These are big questions. They required me and my students to think very differently about our class. And it took me most of the first quarter to even conceive of the structural foundation for the unit, find my legs, and start the journey toward a workshop model. Luckily, Teaching Channel was able to come in and capture us in the process of learning together.
The following videos capture our efforts toward a more personal learning experience:
Structuring Personal Learning: A Day in the Workshop
One of the first days of our workshop model is captured in Making Learning Personalized and Customized. You’ll see me open with a mini-lesson on analyzing informational text, then students scatter into learning centers based on their choice. One group of students conducts an interview over Skype. I’ve pulled others aside to work on skill deficits in their writing. Some apply the mini-lesson on analysis to an article for their research. And one group brainstorms questions for an upcoming interview. You’ll see how I’ve tried to let student inquiry and choice lead, and how I’ve worked to provide blended support to the students at other stations while focusing my attention on targeted instruction to a small group.
Ultimately, I take stock in my work at getting better together: how I got to this place by witnessing and being inspired by the amazing work of classroom teachers from around the country as National Teacher of the Year last year, and what I learned about my practice after seeing how my students responded to this workshop model.
Customizing Feedback and Instruction
Helping students become better writers can feel like a Herculean task. For students, it’s complex, highly variable (in terms of purpose, audience, context, etc.), and requires risk and vulnerability. For the teacher, it eats time like a certain blue monster eats cookies. Balancing student emotions, efficiency, and effectiveness in giving feedback on writing has been a great challenge for me. In Making Feedback Meaningful, you’ll see the various ways I work to grow students as writers, while trying to achieve this balance.
Courageous Conversations to Improve Instruction
In Getting Better Through Authentic Feedback, leaders from two classes come together to share with me feedback from their peers about instruction, culture, and learning in our classes. I was certainly nervous about inviting students to share my short-comings as a teacher, on video, with the world. But, this practice is worth sharing because the insight that students can provide us is priceless. Only they know what it’s like to be a learner in our classrooms and only they experience the instruction day-in and day-out. And the focus group allows for conversation, clarification, and creative problem solving in a way that surveys and individual conversations simply cannot. I learned so much of value and walked away from the session with solutions I could not have come up with alone.
Your Turn: Analyze and Apply
At Tch Video Lounge, you can watch about eight minutes of unedited footage of me managing the small group instruction in Bridging Learning Gaps Through Small Groups. This is a great opportunity to analyze a chunk of the lesson and think about your own practice.
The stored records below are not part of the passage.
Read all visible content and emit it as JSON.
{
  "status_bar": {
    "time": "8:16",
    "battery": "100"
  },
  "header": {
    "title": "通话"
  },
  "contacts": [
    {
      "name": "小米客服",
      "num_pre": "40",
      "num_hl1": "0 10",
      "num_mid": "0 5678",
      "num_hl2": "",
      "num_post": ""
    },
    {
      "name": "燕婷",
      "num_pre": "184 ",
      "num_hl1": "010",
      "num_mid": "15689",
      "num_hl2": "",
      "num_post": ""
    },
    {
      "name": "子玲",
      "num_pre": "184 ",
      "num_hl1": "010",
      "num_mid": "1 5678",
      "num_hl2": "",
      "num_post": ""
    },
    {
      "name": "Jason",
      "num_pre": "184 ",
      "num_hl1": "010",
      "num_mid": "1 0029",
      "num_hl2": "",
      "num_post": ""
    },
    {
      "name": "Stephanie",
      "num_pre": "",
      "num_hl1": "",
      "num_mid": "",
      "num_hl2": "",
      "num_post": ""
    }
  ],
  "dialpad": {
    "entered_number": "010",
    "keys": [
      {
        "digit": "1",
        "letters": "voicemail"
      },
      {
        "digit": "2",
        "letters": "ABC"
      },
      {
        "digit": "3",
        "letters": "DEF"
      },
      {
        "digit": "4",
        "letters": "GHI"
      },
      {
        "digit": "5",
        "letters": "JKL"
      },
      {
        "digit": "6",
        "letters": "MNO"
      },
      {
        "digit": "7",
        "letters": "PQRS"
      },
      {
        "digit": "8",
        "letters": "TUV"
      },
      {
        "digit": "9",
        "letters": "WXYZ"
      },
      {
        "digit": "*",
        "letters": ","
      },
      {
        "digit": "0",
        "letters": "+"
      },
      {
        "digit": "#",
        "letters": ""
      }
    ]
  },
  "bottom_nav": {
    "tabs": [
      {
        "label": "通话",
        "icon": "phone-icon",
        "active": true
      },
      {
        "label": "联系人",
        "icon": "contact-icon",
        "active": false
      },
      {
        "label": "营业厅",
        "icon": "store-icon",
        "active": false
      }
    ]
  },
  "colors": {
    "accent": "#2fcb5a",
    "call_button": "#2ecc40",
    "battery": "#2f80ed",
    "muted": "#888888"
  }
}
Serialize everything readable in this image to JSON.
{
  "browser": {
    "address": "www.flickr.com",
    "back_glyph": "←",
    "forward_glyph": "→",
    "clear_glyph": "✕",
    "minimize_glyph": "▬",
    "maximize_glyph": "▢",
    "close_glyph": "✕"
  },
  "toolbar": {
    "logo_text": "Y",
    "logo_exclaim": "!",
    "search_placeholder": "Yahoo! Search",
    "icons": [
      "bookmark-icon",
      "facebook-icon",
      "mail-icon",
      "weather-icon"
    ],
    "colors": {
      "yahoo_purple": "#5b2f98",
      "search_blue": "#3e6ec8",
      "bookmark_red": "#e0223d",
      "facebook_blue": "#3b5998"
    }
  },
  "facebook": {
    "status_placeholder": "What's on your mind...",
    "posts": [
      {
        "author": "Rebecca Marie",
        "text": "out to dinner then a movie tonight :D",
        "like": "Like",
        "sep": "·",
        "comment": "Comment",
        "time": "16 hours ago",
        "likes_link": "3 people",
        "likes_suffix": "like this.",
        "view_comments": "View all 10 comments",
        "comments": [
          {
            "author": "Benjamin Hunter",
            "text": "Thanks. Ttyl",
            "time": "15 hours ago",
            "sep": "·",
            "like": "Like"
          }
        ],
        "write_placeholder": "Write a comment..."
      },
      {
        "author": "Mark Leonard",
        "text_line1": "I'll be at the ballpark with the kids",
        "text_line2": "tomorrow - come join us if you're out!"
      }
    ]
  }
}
You’ll be prompted with questions to think about how you might handle something differently or apply certain choices to your own classroom in a way that works for your context. You’ll also be able to see how others answered the prompts to learn from the community!
Since the Tch crew visited, we’ve completed the unit this workshop model was built to support. I’ve discovered so many positives from personalizing the learning, and the students have created some incredible products (which will be the subject of an upcoming post).
Particularly, I learned that students need to be coached on using models effectively, but a good one can clear the weeds of uncertainty. I noticed remarkable gains in writing proficiency across blog posts for most students, likely due to targeted and flexible feedback. Most importantly, my instinct that putting in the work to create curiosity-driven learning would result in authentic engagement and students taking action has been substantiated.
My next steps are to reform the workshop from research on issues of justice, to literature and inquiry questions on identity. I hope you’ll join me on that journey (more soon)!
This work was made possible through support by the Leona M. and Harry B. Helmsley Charitable Trust.
Sean McComb teaches students English at Patapsco High School and Center for the Arts in the Baltimore County Public Schools System. Sean also supports the development of teaching and learning for Baltimore County’s STAT Initiative. He is affiliated with the Maryland Writing Project, NCTE, Learning Forward, and ISTE. Sean is the 2014 National Teacher of the Year and a Teaching Channel Laureate. Connect with him on Twitter: @Mr_McComb.